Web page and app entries
========================

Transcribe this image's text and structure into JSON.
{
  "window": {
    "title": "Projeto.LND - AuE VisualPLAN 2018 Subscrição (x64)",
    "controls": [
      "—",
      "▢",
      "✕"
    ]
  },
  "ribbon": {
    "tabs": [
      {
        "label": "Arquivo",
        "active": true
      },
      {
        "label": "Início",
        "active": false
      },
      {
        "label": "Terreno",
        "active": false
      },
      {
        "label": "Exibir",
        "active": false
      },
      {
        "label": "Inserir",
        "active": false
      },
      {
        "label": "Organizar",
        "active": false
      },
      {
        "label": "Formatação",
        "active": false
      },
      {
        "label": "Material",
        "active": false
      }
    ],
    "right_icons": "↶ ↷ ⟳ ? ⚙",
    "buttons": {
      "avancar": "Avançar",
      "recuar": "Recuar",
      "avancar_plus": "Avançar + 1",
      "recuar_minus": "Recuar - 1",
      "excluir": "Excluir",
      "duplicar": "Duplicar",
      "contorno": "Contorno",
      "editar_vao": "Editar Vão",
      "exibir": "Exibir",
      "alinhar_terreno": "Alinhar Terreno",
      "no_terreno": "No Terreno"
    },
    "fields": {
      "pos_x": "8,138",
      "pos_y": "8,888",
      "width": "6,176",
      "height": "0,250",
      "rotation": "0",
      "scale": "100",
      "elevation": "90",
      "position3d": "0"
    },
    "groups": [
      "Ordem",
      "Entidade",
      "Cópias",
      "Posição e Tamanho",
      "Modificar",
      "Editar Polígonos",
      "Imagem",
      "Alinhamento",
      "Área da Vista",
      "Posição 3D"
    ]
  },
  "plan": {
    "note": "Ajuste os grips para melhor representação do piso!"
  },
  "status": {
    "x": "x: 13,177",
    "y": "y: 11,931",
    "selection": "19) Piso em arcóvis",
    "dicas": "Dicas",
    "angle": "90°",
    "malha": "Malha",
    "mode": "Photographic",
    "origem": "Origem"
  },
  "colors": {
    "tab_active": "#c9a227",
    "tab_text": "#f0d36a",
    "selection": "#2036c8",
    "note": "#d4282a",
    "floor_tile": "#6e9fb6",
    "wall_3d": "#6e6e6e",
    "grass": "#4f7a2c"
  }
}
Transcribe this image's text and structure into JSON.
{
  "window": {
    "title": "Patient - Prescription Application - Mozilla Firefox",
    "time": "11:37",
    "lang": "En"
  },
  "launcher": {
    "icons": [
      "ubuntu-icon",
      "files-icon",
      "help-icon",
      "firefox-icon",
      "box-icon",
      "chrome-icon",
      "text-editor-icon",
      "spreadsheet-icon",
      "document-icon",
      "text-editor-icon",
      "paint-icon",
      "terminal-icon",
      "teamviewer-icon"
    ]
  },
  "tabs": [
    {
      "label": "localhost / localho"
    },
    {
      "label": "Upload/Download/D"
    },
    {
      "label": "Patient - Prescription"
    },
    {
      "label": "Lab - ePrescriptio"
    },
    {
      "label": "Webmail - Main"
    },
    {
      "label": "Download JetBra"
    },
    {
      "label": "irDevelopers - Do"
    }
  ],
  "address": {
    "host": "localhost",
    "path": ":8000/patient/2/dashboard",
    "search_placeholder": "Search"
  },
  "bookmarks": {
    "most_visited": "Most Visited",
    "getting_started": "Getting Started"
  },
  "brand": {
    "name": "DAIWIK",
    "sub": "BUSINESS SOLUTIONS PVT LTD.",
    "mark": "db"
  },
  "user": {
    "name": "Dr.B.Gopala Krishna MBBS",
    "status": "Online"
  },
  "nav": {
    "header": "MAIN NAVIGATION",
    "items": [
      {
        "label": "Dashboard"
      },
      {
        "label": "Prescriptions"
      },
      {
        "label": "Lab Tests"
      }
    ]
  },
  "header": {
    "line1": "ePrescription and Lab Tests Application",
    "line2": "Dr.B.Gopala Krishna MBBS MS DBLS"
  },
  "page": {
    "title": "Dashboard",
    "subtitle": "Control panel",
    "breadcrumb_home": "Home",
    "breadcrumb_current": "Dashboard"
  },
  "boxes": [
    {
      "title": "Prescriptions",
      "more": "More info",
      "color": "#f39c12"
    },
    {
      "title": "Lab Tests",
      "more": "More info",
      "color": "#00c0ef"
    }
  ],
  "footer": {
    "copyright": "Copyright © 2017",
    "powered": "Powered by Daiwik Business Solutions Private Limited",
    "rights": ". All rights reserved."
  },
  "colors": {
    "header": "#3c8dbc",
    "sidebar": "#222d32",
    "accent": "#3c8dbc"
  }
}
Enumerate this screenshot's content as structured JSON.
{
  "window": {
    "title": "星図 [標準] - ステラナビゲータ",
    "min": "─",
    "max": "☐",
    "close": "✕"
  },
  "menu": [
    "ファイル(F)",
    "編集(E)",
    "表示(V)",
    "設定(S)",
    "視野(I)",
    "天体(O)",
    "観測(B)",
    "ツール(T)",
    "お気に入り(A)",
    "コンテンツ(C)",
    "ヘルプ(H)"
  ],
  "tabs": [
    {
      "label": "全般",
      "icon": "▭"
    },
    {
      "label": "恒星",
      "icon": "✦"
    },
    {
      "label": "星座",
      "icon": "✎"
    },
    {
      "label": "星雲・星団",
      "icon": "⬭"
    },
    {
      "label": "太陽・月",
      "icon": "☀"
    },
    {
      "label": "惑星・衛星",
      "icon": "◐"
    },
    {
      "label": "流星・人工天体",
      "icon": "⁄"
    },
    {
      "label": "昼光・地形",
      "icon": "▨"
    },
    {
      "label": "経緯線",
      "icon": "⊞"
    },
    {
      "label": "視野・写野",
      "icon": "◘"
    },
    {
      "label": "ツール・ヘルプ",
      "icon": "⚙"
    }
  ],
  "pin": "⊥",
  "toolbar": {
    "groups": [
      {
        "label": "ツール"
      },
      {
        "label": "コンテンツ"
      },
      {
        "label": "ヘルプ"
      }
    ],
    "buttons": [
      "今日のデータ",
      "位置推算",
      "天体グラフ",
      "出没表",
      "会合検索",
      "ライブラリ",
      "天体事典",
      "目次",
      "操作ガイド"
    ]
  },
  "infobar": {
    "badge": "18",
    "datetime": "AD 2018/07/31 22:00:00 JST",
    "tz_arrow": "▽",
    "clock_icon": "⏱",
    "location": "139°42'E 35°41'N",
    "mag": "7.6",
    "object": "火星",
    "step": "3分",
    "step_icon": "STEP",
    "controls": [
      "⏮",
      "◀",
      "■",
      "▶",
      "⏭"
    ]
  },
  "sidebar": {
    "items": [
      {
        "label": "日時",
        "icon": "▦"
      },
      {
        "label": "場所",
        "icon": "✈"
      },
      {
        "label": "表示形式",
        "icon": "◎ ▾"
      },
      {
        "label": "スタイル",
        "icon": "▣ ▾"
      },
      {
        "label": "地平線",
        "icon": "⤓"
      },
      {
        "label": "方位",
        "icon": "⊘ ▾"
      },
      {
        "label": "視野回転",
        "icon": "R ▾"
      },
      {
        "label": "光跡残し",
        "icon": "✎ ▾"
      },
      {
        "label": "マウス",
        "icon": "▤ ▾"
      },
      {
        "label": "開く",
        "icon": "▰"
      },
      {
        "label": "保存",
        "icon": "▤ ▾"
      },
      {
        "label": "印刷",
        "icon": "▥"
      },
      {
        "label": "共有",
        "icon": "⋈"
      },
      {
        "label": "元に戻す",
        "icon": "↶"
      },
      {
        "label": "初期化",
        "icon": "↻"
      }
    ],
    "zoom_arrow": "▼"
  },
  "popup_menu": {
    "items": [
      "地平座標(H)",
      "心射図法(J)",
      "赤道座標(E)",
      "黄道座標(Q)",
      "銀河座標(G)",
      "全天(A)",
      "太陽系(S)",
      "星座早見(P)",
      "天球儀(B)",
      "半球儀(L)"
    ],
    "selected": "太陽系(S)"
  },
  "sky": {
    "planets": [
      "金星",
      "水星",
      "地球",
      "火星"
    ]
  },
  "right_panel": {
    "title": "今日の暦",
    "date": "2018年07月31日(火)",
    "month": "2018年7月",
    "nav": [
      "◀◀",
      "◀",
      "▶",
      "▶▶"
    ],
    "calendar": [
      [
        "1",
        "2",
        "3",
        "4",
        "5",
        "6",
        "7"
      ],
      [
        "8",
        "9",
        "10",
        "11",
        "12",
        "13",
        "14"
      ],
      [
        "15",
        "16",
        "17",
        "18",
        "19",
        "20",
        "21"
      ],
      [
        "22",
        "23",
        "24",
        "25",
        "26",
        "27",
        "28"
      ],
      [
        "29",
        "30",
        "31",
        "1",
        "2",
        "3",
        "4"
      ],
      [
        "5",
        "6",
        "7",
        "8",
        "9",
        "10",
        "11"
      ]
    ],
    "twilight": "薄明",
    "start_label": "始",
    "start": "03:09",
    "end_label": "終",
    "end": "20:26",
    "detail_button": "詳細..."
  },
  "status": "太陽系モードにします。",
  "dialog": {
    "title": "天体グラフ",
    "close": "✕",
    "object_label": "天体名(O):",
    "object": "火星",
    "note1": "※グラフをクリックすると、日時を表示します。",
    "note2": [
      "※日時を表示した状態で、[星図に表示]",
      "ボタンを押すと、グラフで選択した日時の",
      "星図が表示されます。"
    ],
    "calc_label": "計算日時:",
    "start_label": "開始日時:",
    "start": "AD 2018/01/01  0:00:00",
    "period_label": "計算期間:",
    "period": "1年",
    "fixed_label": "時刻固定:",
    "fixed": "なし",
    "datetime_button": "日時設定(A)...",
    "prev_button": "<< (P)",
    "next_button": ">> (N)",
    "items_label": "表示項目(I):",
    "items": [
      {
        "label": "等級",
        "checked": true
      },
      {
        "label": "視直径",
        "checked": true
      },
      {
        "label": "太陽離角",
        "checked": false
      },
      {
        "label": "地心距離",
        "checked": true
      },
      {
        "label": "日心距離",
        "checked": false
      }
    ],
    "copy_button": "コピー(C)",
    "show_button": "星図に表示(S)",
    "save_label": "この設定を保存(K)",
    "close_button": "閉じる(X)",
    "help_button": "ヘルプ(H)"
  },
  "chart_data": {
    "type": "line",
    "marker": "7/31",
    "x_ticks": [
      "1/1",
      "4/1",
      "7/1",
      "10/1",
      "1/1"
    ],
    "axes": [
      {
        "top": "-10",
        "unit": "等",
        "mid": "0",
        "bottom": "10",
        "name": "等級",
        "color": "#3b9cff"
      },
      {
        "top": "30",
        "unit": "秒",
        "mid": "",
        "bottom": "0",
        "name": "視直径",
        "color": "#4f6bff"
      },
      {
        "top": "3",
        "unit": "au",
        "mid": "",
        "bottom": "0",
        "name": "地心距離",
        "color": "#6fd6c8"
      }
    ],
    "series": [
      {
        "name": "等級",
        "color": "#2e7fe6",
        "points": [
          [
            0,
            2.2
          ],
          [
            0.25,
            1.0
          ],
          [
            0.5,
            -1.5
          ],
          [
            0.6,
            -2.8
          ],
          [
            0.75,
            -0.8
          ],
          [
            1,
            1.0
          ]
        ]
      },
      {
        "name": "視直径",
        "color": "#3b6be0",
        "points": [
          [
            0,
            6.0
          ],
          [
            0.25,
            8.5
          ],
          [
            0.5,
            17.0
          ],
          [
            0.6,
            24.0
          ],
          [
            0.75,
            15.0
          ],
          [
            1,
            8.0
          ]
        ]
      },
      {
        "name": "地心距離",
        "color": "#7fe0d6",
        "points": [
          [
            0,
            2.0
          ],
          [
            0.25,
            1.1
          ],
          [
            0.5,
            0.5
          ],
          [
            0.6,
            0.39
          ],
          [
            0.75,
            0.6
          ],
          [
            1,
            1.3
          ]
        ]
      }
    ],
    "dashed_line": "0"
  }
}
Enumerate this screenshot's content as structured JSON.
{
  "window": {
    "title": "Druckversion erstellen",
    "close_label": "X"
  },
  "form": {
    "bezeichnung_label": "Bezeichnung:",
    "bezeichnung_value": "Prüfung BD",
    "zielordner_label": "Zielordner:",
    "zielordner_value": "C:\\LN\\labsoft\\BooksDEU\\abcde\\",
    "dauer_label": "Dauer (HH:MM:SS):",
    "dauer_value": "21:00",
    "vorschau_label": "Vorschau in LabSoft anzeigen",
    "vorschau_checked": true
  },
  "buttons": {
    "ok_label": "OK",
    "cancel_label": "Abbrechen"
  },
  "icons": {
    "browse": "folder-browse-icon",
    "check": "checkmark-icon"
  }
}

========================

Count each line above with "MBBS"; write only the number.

### Response for this exercise
2